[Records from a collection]
------------------------------------------------------------------------
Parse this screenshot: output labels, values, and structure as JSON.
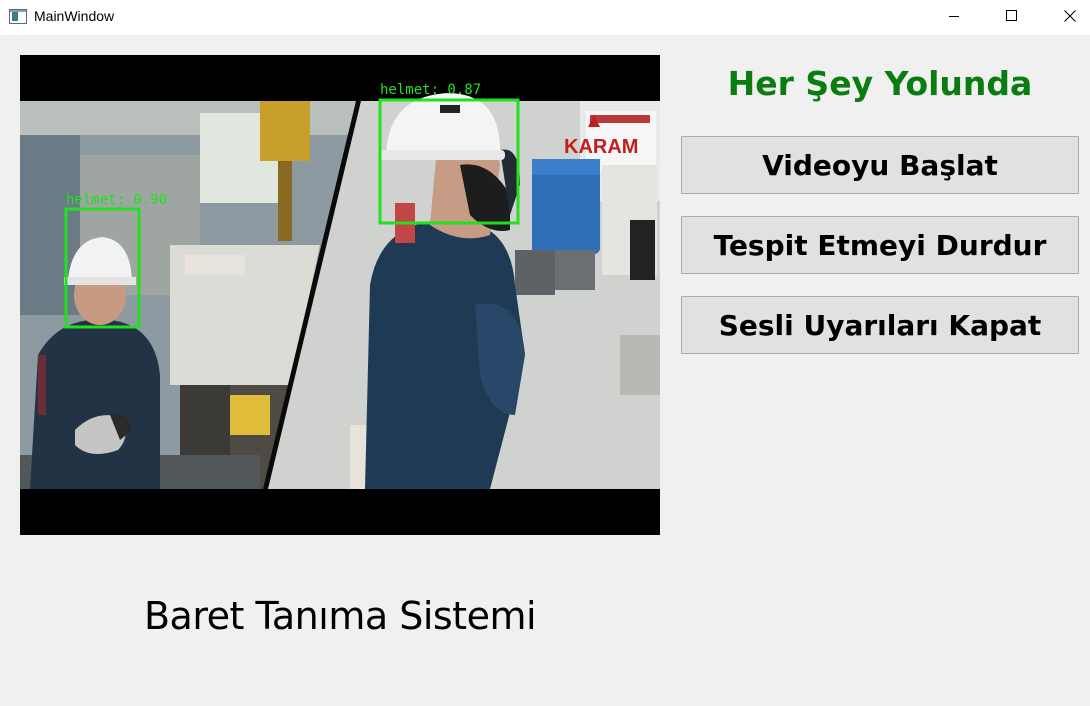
{
  "window": {
    "title": "MainWindow",
    "controls": [
      "minimize",
      "maximize",
      "close"
    ]
  },
  "video": {
    "detections": [
      {
        "label": "helmet: 0.90"
      },
      {
        "label": "helmet: 0.87"
      }
    ],
    "scene_text": {
      "brand": "KARAM"
    },
    "box_color": "#22e01f"
  },
  "status": {
    "text": "Her Şey Yolunda",
    "color": "#0b7d10"
  },
  "buttons": {
    "start_video": "Videoyu Başlat",
    "stop_detection": "Tespit Etmeyi Durdur",
    "mute_alerts": "Sesli Uyarıları Kapat"
  },
  "footer": {
    "title": "Baret Tanıma Sistemi"
  }
}
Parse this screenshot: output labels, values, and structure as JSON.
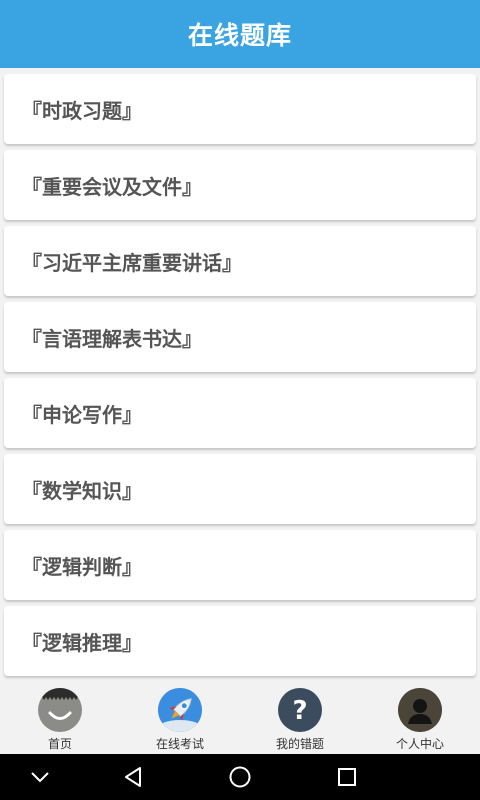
{
  "header": {
    "title": "在线题库"
  },
  "list": {
    "items": [
      {
        "label": "『时政习题』"
      },
      {
        "label": "『重要会议及文件』"
      },
      {
        "label": "『习近平主席重要讲话』"
      },
      {
        "label": "『言语理解表书达』"
      },
      {
        "label": "『申论写作』"
      },
      {
        "label": "『数学知识』"
      },
      {
        "label": "『逻辑判断』"
      },
      {
        "label": "『逻辑推理』"
      }
    ]
  },
  "tabbar": {
    "tabs": [
      {
        "label": "首页",
        "icon": "smile-face-icon"
      },
      {
        "label": "在线考试",
        "icon": "rocket-icon"
      },
      {
        "label": "我的错题",
        "icon": "question-mark-icon"
      },
      {
        "label": "个人中心",
        "icon": "person-icon"
      }
    ]
  },
  "navbar": {
    "buttons": [
      "collapse-icon",
      "back-icon",
      "home-icon",
      "recents-icon"
    ]
  },
  "colors": {
    "header": "#3aa4e3",
    "background": "#f2f2f2",
    "item_text": "#555555"
  }
}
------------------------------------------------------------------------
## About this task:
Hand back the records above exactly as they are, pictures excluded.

## Answer to this exercise:
Parse this screenshot: output labels, values, and structure as JSON.
{
  "window": {
    "title": "MainWindow",
    "controls": [
      "minimize",
      "maximize",
      "close"
    ]
  },
  "video": {
    "detections": [
      {
        "label": "helmet: 0.90"
      },
      {
        "label": "helmet: 0.87"
      }
    ],
    "scene_text": {
      "brand": "KARAM"
    },
    "box_color": "#22e01f"
  },
  "status": {
    "text": "Her Şey Yolunda",
    "color": "#0b7d10"
  },
  "buttons": {
    "start_video": "Videoyu Başlat",
    "stop_detection": "Tespit Etmeyi Durdur",
    "mute_alerts": "Sesli Uyarıları Kapat"
  },
  "footer": {
    "title": "Baret Tanıma Sistemi"
  }
}
Parse this screenshot: output labels, values, and structure as JSON.
{
  "header": {
    "title": "在线题库"
  },
  "list": {
    "items": [
      {
        "label": "『时政习题』"
      },
      {
        "label": "『重要会议及文件』"
      },
      {
        "label": "『习近平主席重要讲话』"
      },
      {
        "label": "『言语理解表书达』"
      },
      {
        "label": "『申论写作』"
      },
      {
        "label": "『数学知识』"
      },
      {
        "label": "『逻辑判断』"
      },
      {
        "label": "『逻辑推理』"
      }
    ]
  },
  "tabbar": {
    "tabs": [
      {
        "label": "首页",
        "icon": "smile-face-icon"
      },
      {
        "label": "在线考试",
        "icon": "rocket-icon"
      },
      {
        "label": "我的错题",
        "icon": "question-mark-icon"
      },
      {
        "label": "个人中心",
        "icon": "person-icon"
      }
    ]
  },
  "navbar": {
    "buttons": [
      "collapse-icon",
      "back-icon",
      "home-icon",
      "recents-icon"
    ]
  },
  "colors": {
    "header": "#3aa4e3",
    "background": "#f2f2f2",
    "item_text": "#555555"
  }
}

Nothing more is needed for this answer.